As explained by the voting rights organization Democracy Docket, the new lawsuit “points out that Pennsylvania’s current congressional map, which was drawn using 2010 census data, is malapportioned given population shifts over the last decade and contains an extra district after the state lost a congressional seat following the 2020 census.” Democracy Docket also explains that the lawsuit argues that since state officials “failed to reach a compromise on a new plan before the General Assembly concluded their session and the Legislature will not reconvene until January 2022, it is necessary for the judicial system to step in and draw new districts before the 2022 election cycle begins.”

Republicans presently control both chambers of the Pennsylvania state legislature, so they’d have been in a position to impede progress on the formulation and implementation of new Congressional district maps.

Elsewhere, Republican efforts to turn the state-level redistricting process towards their own political ends have been more overt — in Ohio, for example, Republican Governor Mike DeWine recently signed off on a set of U.S. House district lines that appear to set up Republicans to control some 80 percent of the state’s seats, although Trump won there with a much smaller margin in 2020. Thus, the new map doesn’t appear to accurately reflect the state’s make-up. In Texas, state officials delivered two new U.S. House seats to white majorities, although the overwhelming majority of the population growth that was responsible for Texas getting those districts at all came from non-white residents.

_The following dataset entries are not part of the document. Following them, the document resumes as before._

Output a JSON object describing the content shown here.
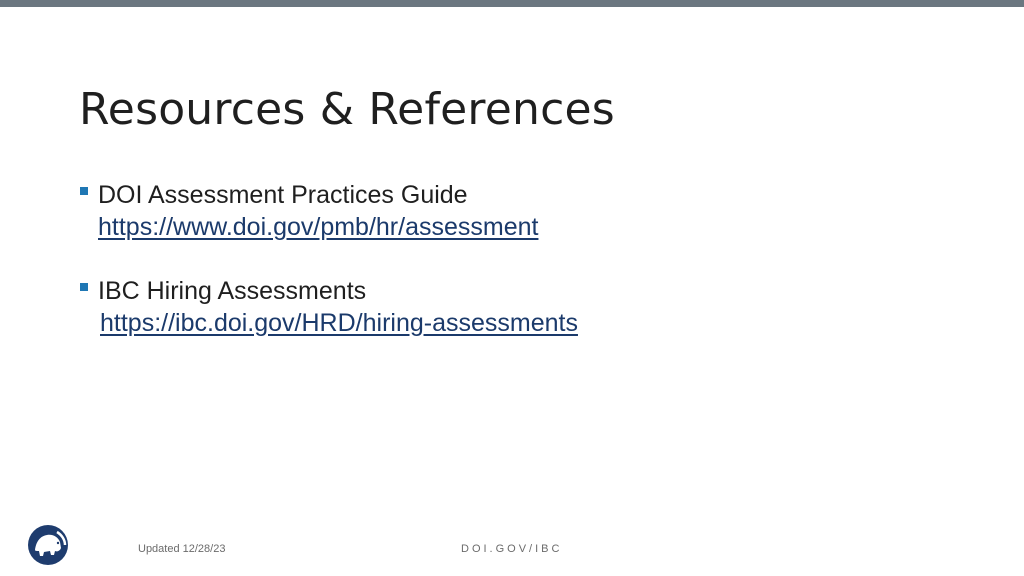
{
  "slide": {
    "title": "Resources & References",
    "bullets": [
      {
        "label": "DOI Assessment Practices Guide",
        "link": "https://www.doi.gov/pmb/hr/assessment"
      },
      {
        "label": "IBC Hiring Assessments",
        "link": "https://ibc.doi.gov/HRD/hiring-assessments"
      }
    ]
  },
  "footer": {
    "updated": "Updated 12/28/23",
    "site": "DOI.GOV/IBC"
  },
  "colors": {
    "top_bar": "#6b7780",
    "bullet_marker": "#1f77b4",
    "link": "#1b3a6b",
    "logo": "#1e3c6e"
  },
  "icons": {
    "logo": "doi-bison-logo-icon"
  }
}
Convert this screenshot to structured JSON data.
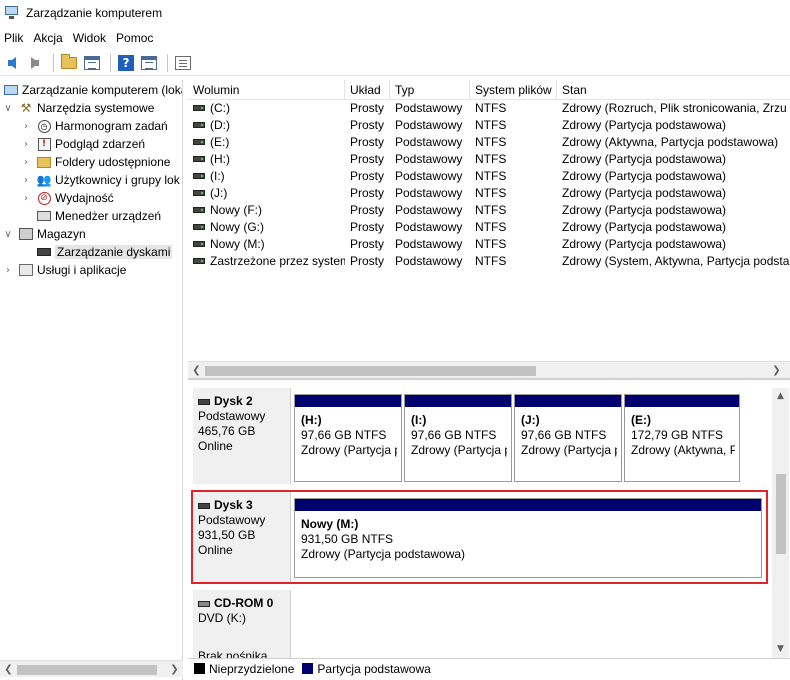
{
  "window": {
    "title": "Zarządzanie komputerem"
  },
  "menu": [
    "Plik",
    "Akcja",
    "Widok",
    "Pomoc"
  ],
  "tree": {
    "items": [
      {
        "label": "Zarządzanie komputerem (loka",
        "expander": "",
        "icon": "computer-icon",
        "level": 0
      },
      {
        "label": "Narzędzia systemowe",
        "expander": "∨",
        "icon": "tools-icon",
        "level": 1
      },
      {
        "label": "Harmonogram zadań",
        "expander": "›",
        "icon": "clock-icon",
        "level": 2
      },
      {
        "label": "Podgląd zdarzeń",
        "expander": "›",
        "icon": "event-viewer-icon",
        "level": 2
      },
      {
        "label": "Foldery udostępnione",
        "expander": "›",
        "icon": "shared-folder-icon",
        "level": 2
      },
      {
        "label": "Użytkownicy i grupy lok",
        "expander": "›",
        "icon": "users-icon",
        "level": 2
      },
      {
        "label": "Wydajność",
        "expander": "›",
        "icon": "performance-icon",
        "level": 2
      },
      {
        "label": "Menedżer urządzeń",
        "expander": "",
        "icon": "device-manager-icon",
        "level": 2
      },
      {
        "label": "Magazyn",
        "expander": "∨",
        "icon": "storage-icon",
        "level": 1
      },
      {
        "label": "Zarządzanie dyskami",
        "expander": "",
        "icon": "disk-management-icon",
        "level": 2,
        "selected": true
      },
      {
        "label": "Usługi i aplikacje",
        "expander": "›",
        "icon": "services-icon",
        "level": 1
      }
    ]
  },
  "volumes": {
    "columns": [
      "Wolumin",
      "Układ",
      "Typ",
      "System plików",
      "Stan"
    ],
    "rows": [
      [
        "(C:)",
        "Prosty",
        "Podstawowy",
        "NTFS",
        "Zdrowy (Rozruch, Plik stronicowania, Zrzu"
      ],
      [
        "(D:)",
        "Prosty",
        "Podstawowy",
        "NTFS",
        "Zdrowy (Partycja podstawowa)"
      ],
      [
        "(E:)",
        "Prosty",
        "Podstawowy",
        "NTFS",
        "Zdrowy (Aktywna, Partycja podstawowa)"
      ],
      [
        "(H:)",
        "Prosty",
        "Podstawowy",
        "NTFS",
        "Zdrowy (Partycja podstawowa)"
      ],
      [
        "(I:)",
        "Prosty",
        "Podstawowy",
        "NTFS",
        "Zdrowy (Partycja podstawowa)"
      ],
      [
        "(J:)",
        "Prosty",
        "Podstawowy",
        "NTFS",
        "Zdrowy (Partycja podstawowa)"
      ],
      [
        "Nowy (F:)",
        "Prosty",
        "Podstawowy",
        "NTFS",
        "Zdrowy (Partycja podstawowa)"
      ],
      [
        "Nowy (G:)",
        "Prosty",
        "Podstawowy",
        "NTFS",
        "Zdrowy (Partycja podstawowa)"
      ],
      [
        "Nowy (M:)",
        "Prosty",
        "Podstawowy",
        "NTFS",
        "Zdrowy (Partycja podstawowa)"
      ],
      [
        "Zastrzeżone przez system",
        "Prosty",
        "Podstawowy",
        "NTFS",
        "Zdrowy (System, Aktywna, Partycja podsta"
      ]
    ]
  },
  "disks": [
    {
      "name": "Dysk 2",
      "type": "Podstawowy",
      "size": "465,76 GB",
      "status": "Online",
      "partitions": [
        {
          "name": "(H:)",
          "size": "97,66 GB NTFS",
          "status": "Zdrowy (Partycja p"
        },
        {
          "name": "(I:)",
          "size": "97,66 GB NTFS",
          "status": "Zdrowy (Partycja p"
        },
        {
          "name": "(J:)",
          "size": "97,66 GB NTFS",
          "status": "Zdrowy (Partycja p"
        },
        {
          "name": "(E:)",
          "size": "172,79 GB NTFS",
          "status": "Zdrowy (Aktywna, P"
        }
      ]
    },
    {
      "name": "Dysk 3",
      "type": "Podstawowy",
      "size": "931,50 GB",
      "status": "Online",
      "partitions": [
        {
          "name": "Nowy  (M:)",
          "size": "931,50 GB NTFS",
          "status": "Zdrowy (Partycja podstawowa)"
        }
      ]
    },
    {
      "name": "CD-ROM 0",
      "type": "DVD (K:)",
      "size": "",
      "status": "Brak nośnika",
      "partitions": []
    }
  ],
  "legend": [
    {
      "label": "Nieprzydzielone",
      "color": "#000000"
    },
    {
      "label": "Partycja podstawowa",
      "color": "#00006e"
    }
  ]
}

The problems go on from there — as do the legal challenges. The proposed piece of federal legislation known as the Freedom to Vote Act would address certain instances of the political manipulation of the district line-drawing process — if enacted, it would ban the implementation of district lines that have “the intent or [have] the effect of materially favoring or disfavoring any political party.” The Senate’s filibuster rules, which demand the agreement of at least 60 Senators in the 100-member chamber before moving forward on most bills, continue to pose a problem for that proposal’s passage, however.